Tulsa has one of the highest rates of mental illness and suicide in the nation. Despite the enormity of the problem, state funding for public mental health continues to decline, resulting in an under-resourced early intervention and treatment system. Consequently, highly treatable issues spiral into crisis, overwhelming first responders with emergency calls.

Part of Tulsa’s solution is the advancement of a program to continue the Community Response Team (CRT). An integral part of Tulsa’s Community Policing program, CRT is an innovative, first responder collaboration project between the Mental Health Association OK (MHAO), Tulsa Police Department (TPD), Tulsa Fire Department (TFD), Family & Children’s Services’ (F&CS) and Community Outreach Psychiatric Emergency Services (COPES). The Tulsa Area United Way provided $106,011 in special community collaboration funding that allows the CRT respond to calls two days each week.

Mayor G.T. Bynum said, “Community Response Teams are a great example of our approach to problem solving: breaking down the old parochial silos and bringing together the best experts in our community to address a specific need.  I am thankful for the United Way’s strong support of this innovative program and am eager for us to serve even more Tulsans in need over the year ahead.”

The new CRT model, piloted last August with much success, optimizes time and resources by integrating COPES mental health professionals into a team of traditional first responders ­– TPD officer and TFD paramedic.
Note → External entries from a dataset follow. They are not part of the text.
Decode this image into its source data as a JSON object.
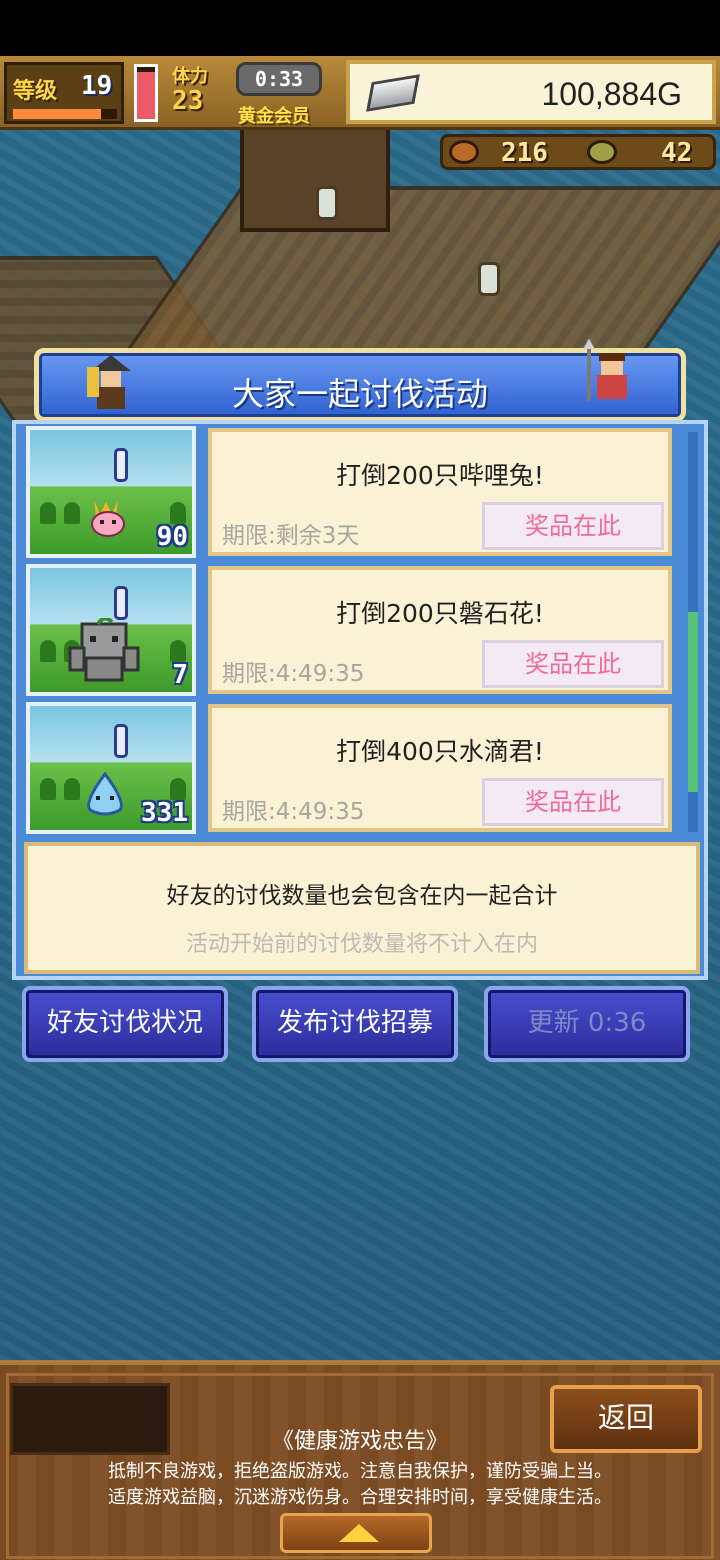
{
  "hud": {
    "level_label": "等级",
    "level": "19",
    "level_progress": 0.85,
    "hp_fraction": 0.9,
    "stamina_label": "体力",
    "stamina": "23",
    "timer": "0:33",
    "membership": "黄金会员",
    "gold": "100,884G",
    "resource_a": "216",
    "resource_b": "42"
  },
  "panel": {
    "title": "大家一起讨伐活动",
    "quests": [
      {
        "title": "打倒200只哔哩兔!",
        "deadline": "期限:剩余3天",
        "prize": "奖品在此",
        "count": "90",
        "monster_icon": "pink-rabbit-icon"
      },
      {
        "title": "打倒200只磐石花!",
        "deadline": "期限:4:49:35",
        "prize": "奖品在此",
        "count": "7",
        "monster_icon": "rock-golem-icon"
      },
      {
        "title": "打倒400只水滴君!",
        "deadline": "期限:4:49:35",
        "prize": "奖品在此",
        "count": "331",
        "monster_icon": "water-drop-icon"
      }
    ],
    "note_main": "好友的讨伐数量也会包含在内一起合计",
    "note_sub": "活动开始前的讨伐数量将不计入在内"
  },
  "buttons": {
    "friend_status": "好友讨伐状况",
    "publish_recruit": "发布讨伐招募",
    "refresh": "更新 0:36"
  },
  "bottom": {
    "back": "返回",
    "health_title": "《健康游戏忠告》",
    "health_line1": "抵制不良游戏，拒绝盗版游戏。注意自我保护，谨防受骗上当。",
    "health_line2": "适度游戏益脑，沉迷游戏伤身。合理安排时间，享受健康生活。"
  },
  "colors": {
    "panel_blue": "#4a8ad6",
    "prize_pink": "#f26a9a",
    "button_blue": "#2a2c9a"
  }
}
During the pilot, over 90 of the City’s first responders were released from the scene of mental health-related calls to which the CRT responded, keeping those personnel in service and available to respond to other emergency calls.

The United Way’s community collaborations programs encourage cooperation among partners to meet specific community challenges. Last year, 13,000 9-1-1 calls were mental health crisis calls. These calls place excessive demands on the TPD, diverting officers from other crime-related calls.

Family & Children’s Services CEO Gail Lapidus said, “Collaborating is the bedrock of the CRT model with each member bringing different specializations, training and expertise to the team. When combined, these capabilities bring value-added services to individuals in crisis and to fellow CRT members.”